Stored records -
+--

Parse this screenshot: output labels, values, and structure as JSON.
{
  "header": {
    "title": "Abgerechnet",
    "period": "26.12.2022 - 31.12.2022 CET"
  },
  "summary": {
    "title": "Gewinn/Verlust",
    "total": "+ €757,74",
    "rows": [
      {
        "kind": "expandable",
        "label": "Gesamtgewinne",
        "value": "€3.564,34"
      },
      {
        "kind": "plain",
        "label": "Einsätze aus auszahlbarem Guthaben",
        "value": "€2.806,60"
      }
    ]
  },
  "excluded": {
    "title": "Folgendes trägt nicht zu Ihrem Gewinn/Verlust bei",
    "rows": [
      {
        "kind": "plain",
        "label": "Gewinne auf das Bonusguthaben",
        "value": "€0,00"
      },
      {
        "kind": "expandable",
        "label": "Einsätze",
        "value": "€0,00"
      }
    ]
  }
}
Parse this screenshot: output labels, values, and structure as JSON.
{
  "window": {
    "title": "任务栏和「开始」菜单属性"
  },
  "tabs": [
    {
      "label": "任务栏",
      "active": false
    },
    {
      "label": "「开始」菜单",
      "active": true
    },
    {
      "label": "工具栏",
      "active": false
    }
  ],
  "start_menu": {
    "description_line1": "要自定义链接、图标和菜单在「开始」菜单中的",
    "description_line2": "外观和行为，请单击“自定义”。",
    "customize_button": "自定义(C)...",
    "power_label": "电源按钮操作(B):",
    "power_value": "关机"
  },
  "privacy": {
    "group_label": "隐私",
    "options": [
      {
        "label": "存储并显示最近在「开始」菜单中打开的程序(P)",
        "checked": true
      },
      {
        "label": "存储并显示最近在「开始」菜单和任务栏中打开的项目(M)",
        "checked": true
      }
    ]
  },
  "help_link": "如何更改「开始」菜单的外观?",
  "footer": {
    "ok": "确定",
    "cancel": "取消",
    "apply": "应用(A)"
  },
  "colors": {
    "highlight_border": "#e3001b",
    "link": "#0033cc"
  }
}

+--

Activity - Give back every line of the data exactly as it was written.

Your response -
Parse this screenshot: output labels, values, and structure as JSON.
{
  "header": {
    "title": "Abgerechnet",
    "period": "26.12.2022 - 31.12.2022 CET"
  },
  "summary": {
    "title": "Gewinn/Verlust",
    "total": "+ €757,74",
    "rows": [
      {
        "kind": "expandable",
        "label": "Gesamtgewinne",
        "value": "€3.564,34"
      },
      {
        "kind": "plain",
        "label": "Einsätze aus auszahlbarem Guthaben",
        "value": "€2.806,60"
      }
    ]
  },
  "excluded": {
    "title": "Folgendes trägt nicht zu Ihrem Gewinn/Verlust bei",
    "rows": [
      {
        "kind": "plain",
        "label": "Gewinne auf das Bonusguthaben",
        "value": "€0,00"
      },
      {
        "kind": "expandable",
        "label": "Einsätze",
        "value": "€0,00"
      }
    ]
  }
}
Parse this screenshot: output labels, values, and structure as JSON.
{
  "window": {
    "title": "任务栏和「开始」菜单属性"
  },
  "tabs": [
    {
      "label": "任务栏",
      "active": false
    },
    {
      "label": "「开始」菜单",
      "active": true
    },
    {
      "label": "工具栏",
      "active": false
    }
  ],
  "start_menu": {
    "description_line1": "要自定义链接、图标和菜单在「开始」菜单中的",
    "description_line2": "外观和行为，请单击“自定义”。",
    "customize_button": "自定义(C)...",
    "power_label": "电源按钮操作(B):",
    "power_value": "关机"
  },
  "privacy": {
    "group_label": "隐私",
    "options": [
      {
        "label": "存储并显示最近在「开始」菜单中打开的程序(P)",
        "checked": true
      },
      {
        "label": "存储并显示最近在「开始」菜单和任务栏中打开的项目(M)",
        "checked": true
      }
    ]
  },
  "help_link": "如何更改「开始」菜单的外观?",
  "footer": {
    "ok": "确定",
    "cancel": "取消",
    "apply": "应用(A)"
  },
  "colors": {
    "highlight_border": "#e3001b",
    "link": "#0033cc"
  }
}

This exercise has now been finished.